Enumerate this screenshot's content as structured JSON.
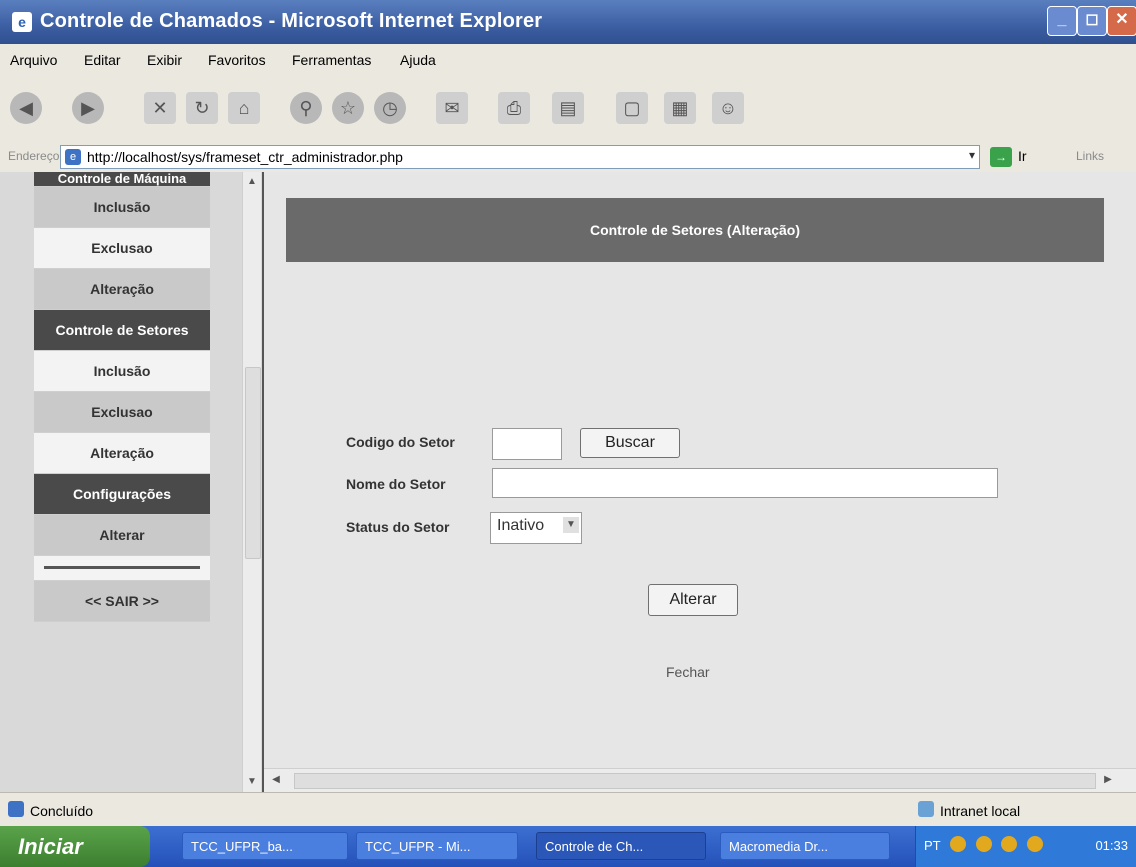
{
  "window": {
    "title": "Controle de Chamados - Microsoft Internet Explorer",
    "buttons": [
      "_",
      "◻",
      "✕"
    ]
  },
  "menubar": {
    "items": [
      "Arquivo",
      "Editar",
      "Exibir",
      "Favoritos",
      "Ferramentas",
      "Ajuda"
    ]
  },
  "addressbar": {
    "label": "Endereço",
    "url": "http://localhost/sys/frameset_ctr_administrador.php",
    "go_label": "Ir",
    "links_label": "Links"
  },
  "sidebar": {
    "items": [
      {
        "label": "Controle de Máquina",
        "type": "header-top"
      },
      {
        "label": "Inclusão",
        "type": "alt"
      },
      {
        "label": "Exclusao",
        "type": "light"
      },
      {
        "label": "Alteração",
        "type": "alt"
      },
      {
        "label": "Controle de Setores",
        "type": "header"
      },
      {
        "label": "Inclusão",
        "type": "light"
      },
      {
        "label": "Exclusao",
        "type": "alt"
      },
      {
        "label": "Alteração",
        "type": "light"
      },
      {
        "label": "Configurações",
        "type": "header"
      },
      {
        "label": "Alterar",
        "type": "alt"
      },
      {
        "label": "",
        "type": "sep"
      },
      {
        "label": "<< SAIR >>",
        "type": "alt"
      }
    ]
  },
  "main": {
    "panel_title": "Controle de Setores (Alteração)",
    "codigo_label": "Codigo do Setor",
    "codigo_value": "",
    "buscar_label": "Buscar",
    "nome_label": "Nome do Setor",
    "nome_value": "",
    "status_label": "Status do Setor",
    "status_value": "Inativo",
    "alterar_label": "Alterar",
    "fechar_label": "Fechar"
  },
  "statusbar": {
    "text": "Concluído",
    "zone": "Intranet local"
  },
  "taskbar": {
    "start_label": "Iniciar",
    "tasks": [
      "TCC_UFPR_ba...",
      "TCC_UFPR - Mi...",
      "Controle de Ch...",
      "Macromedia Dr..."
    ],
    "lang": "PT",
    "clock": "01:33"
  }
}
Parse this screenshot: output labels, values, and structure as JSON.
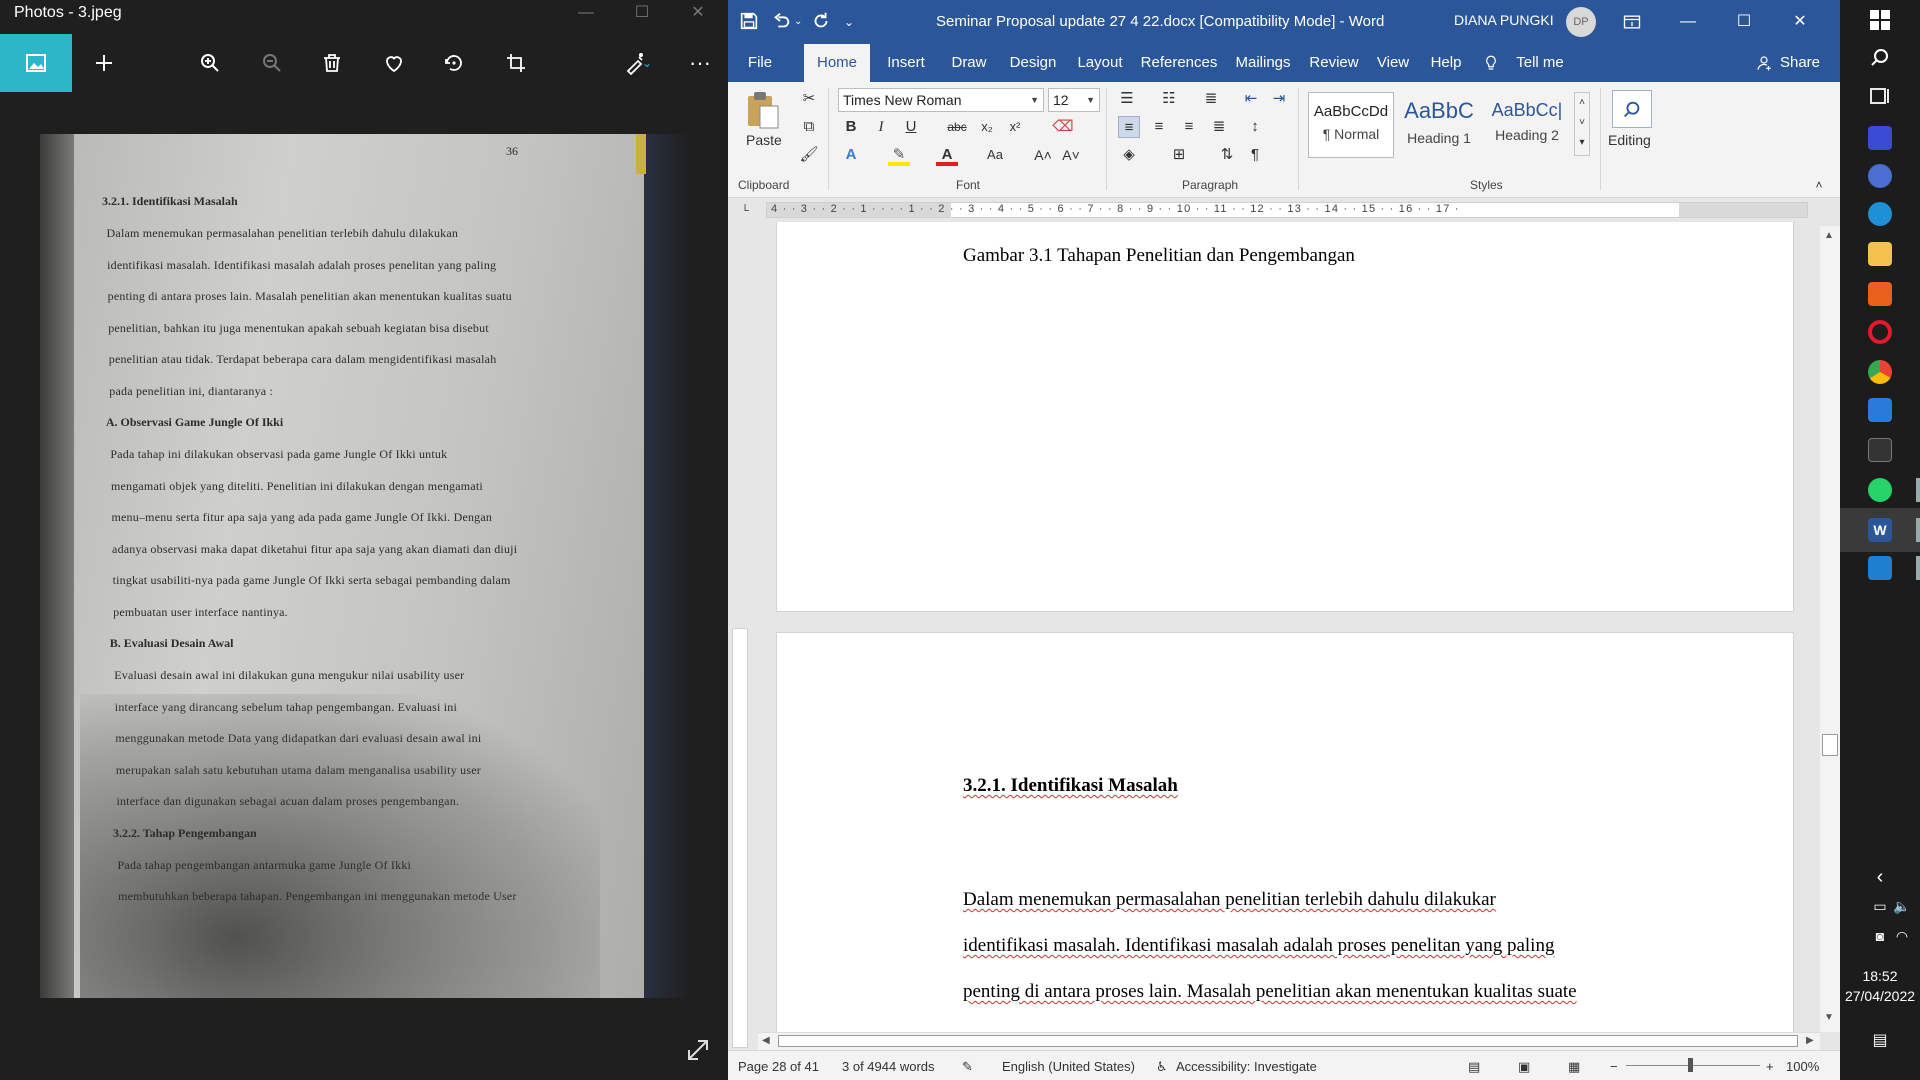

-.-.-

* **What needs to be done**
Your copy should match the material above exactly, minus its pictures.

* **Your response**
Enumerate this screenshot's content as structured JSON.
{
  "window": {
    "title": "Controle de Chamados - Microsoft Internet Explorer",
    "buttons": [
      "_",
      "◻",
      "✕"
    ]
  },
  "menubar": {
    "items": [
      "Arquivo",
      "Editar",
      "Exibir",
      "Favoritos",
      "Ferramentas",
      "Ajuda"
    ]
  },
  "addressbar": {
    "label": "Endereço",
    "url": "http://localhost/sys/frameset_ctr_administrador.php",
    "go_label": "Ir",
    "links_label": "Links"
  },
  "sidebar": {
    "items": [
      {
        "label": "Controle de Máquina",
        "type": "header-top"
      },
      {
        "label": "Inclusão",
        "type": "alt"
      },
      {
        "label": "Exclusao",
        "type": "light"
      },
      {
        "label": "Alteração",
        "type": "alt"
      },
      {
        "label": "Controle de Setores",
        "type": "header"
      },
      {
        "label": "Inclusão",
        "type": "light"
      },
      {
        "label": "Exclusao",
        "type": "alt"
      },
      {
        "label": "Alteração",
        "type": "light"
      },
      {
        "label": "Configurações",
        "type": "header"
      },
      {
        "label": "Alterar",
        "type": "alt"
      },
      {
        "label": "",
        "type": "sep"
      },
      {
        "label": "<< SAIR >>",
        "type": "alt"
      }
    ]
  },
  "main": {
    "panel_title": "Controle de Setores (Alteração)",
    "codigo_label": "Codigo do Setor",
    "codigo_value": "",
    "buscar_label": "Buscar",
    "nome_label": "Nome do Setor",
    "nome_value": "",
    "status_label": "Status do Setor",
    "status_value": "Inativo",
    "alterar_label": "Alterar",
    "fechar_label": "Fechar"
  },
  "statusbar": {
    "text": "Concluído",
    "zone": "Intranet local"
  },
  "taskbar": {
    "start_label": "Iniciar",
    "tasks": [
      "TCC_UFPR_ba...",
      "TCC_UFPR - Mi...",
      "Controle de Ch...",
      "Macromedia Dr..."
    ],
    "lang": "PT",
    "clock": "01:33"
  }
}
Parse this screenshot: output labels, values, and structure as JSON.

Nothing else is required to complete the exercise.